"Norma Livo is truly the grande dame of storytelling in the Rocky Mountain region," says Jimmy Neil Smith, executive director of the National Assn. for the Preservation and Perpetuation of Storytelling.
"We're very excited to have elected her to the board of directors of NAPPS because she will bring such a wealth of understanding to the work.
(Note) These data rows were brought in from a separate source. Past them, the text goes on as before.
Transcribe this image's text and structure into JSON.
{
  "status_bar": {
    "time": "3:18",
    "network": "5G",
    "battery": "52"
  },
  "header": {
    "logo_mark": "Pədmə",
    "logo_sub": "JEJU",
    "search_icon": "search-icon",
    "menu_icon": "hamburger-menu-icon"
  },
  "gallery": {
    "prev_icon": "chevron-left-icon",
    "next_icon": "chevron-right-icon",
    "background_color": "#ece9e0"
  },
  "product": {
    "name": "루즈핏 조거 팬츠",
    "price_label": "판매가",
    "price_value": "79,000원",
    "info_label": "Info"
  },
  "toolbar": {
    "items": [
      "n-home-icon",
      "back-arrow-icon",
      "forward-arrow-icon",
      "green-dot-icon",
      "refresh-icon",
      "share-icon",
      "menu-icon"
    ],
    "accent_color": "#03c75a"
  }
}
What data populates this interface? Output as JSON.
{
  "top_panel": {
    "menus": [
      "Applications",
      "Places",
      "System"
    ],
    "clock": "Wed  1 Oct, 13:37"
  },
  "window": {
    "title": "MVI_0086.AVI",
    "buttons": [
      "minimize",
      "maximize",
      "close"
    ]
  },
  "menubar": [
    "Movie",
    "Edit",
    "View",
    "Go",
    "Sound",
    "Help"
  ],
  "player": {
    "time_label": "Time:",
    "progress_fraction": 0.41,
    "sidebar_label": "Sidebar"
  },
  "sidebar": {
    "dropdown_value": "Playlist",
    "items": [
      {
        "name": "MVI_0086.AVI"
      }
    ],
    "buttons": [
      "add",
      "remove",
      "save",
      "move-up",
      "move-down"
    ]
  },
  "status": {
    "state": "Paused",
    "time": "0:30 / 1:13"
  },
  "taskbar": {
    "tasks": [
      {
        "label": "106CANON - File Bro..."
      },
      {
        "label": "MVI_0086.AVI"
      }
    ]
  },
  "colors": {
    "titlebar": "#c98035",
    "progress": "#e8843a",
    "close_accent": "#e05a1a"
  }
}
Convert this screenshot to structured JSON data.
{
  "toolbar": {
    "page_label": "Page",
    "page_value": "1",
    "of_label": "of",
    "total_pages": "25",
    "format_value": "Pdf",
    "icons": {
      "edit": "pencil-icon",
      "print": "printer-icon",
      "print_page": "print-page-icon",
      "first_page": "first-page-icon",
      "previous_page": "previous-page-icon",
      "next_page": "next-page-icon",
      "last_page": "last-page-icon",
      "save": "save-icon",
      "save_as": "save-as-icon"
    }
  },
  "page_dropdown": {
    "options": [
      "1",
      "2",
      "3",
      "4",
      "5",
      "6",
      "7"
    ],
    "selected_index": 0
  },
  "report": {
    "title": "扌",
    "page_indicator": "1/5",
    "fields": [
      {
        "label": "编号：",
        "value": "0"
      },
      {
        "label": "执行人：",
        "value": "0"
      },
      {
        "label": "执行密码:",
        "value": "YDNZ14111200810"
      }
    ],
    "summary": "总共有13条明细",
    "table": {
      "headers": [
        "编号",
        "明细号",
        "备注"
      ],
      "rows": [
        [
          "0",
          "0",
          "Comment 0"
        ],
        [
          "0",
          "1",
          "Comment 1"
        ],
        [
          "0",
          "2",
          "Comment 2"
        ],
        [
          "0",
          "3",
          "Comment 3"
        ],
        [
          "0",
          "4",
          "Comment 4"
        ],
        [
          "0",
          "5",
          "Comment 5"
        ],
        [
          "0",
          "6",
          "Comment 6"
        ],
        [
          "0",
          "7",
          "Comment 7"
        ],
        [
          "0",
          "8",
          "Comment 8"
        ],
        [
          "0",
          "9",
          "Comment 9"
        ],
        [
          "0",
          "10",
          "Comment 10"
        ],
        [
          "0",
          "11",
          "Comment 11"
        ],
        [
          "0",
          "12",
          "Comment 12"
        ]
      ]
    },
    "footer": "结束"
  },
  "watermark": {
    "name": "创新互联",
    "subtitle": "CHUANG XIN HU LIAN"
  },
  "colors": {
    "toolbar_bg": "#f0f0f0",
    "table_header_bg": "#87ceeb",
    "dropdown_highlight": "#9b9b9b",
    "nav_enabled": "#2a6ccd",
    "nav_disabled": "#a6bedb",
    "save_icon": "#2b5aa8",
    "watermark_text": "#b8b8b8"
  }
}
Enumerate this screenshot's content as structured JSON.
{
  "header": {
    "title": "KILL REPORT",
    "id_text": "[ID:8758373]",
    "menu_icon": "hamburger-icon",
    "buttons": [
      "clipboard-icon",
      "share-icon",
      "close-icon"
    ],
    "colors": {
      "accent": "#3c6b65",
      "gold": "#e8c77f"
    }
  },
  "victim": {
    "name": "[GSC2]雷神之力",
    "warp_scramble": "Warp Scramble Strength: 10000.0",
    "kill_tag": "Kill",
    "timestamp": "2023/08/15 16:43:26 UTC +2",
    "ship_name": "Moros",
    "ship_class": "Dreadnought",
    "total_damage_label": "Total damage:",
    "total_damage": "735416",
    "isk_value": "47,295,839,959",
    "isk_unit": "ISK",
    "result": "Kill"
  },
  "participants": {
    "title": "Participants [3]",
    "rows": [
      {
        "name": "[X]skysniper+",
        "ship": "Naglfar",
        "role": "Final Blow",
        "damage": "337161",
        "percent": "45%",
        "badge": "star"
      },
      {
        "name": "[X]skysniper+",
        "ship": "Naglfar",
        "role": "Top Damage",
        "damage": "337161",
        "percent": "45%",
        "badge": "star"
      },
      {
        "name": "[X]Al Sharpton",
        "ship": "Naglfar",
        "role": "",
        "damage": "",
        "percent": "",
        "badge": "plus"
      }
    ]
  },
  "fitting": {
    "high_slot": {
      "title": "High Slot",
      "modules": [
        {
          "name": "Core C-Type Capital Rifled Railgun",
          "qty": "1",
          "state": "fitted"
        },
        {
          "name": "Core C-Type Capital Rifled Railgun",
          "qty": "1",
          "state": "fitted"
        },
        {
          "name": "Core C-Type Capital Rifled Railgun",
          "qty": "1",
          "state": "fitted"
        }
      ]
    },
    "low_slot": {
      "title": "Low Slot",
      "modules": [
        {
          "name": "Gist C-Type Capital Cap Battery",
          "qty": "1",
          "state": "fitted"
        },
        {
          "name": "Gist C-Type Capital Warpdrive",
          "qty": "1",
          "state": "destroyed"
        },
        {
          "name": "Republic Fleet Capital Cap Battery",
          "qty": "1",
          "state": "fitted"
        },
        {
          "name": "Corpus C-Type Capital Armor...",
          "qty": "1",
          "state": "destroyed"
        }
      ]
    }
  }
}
Her writings about storytelling in education are among the most important and the most used in colleges and universities around the country." (Livo, with Sandra A. Reitz, wrote "Storytelling: Process and Practice," published in 1986 by Libraries Unlimited Inc. of Englewood, Colo.) "She is truly a pioneer in the storytelling revival that is going on right now," he adds.
The revival of which Smith speaks amounts to a renaissance, he and Livo agree.
NAPPS numbers more than 4,000 members and draws thousands more to its National Storytelling Institute each year.
"It's an art form that is very old and is being rediscovered," Smith says. "In 1973, when NAPPS began, there were only a dozen people who called themselves storytellers.
"Now there are between 300 and 400 who are professional, full-time storytellers, and many thousands more who actively use storytelling in their professions in the classroom, the pulpit, the library and the boardroom."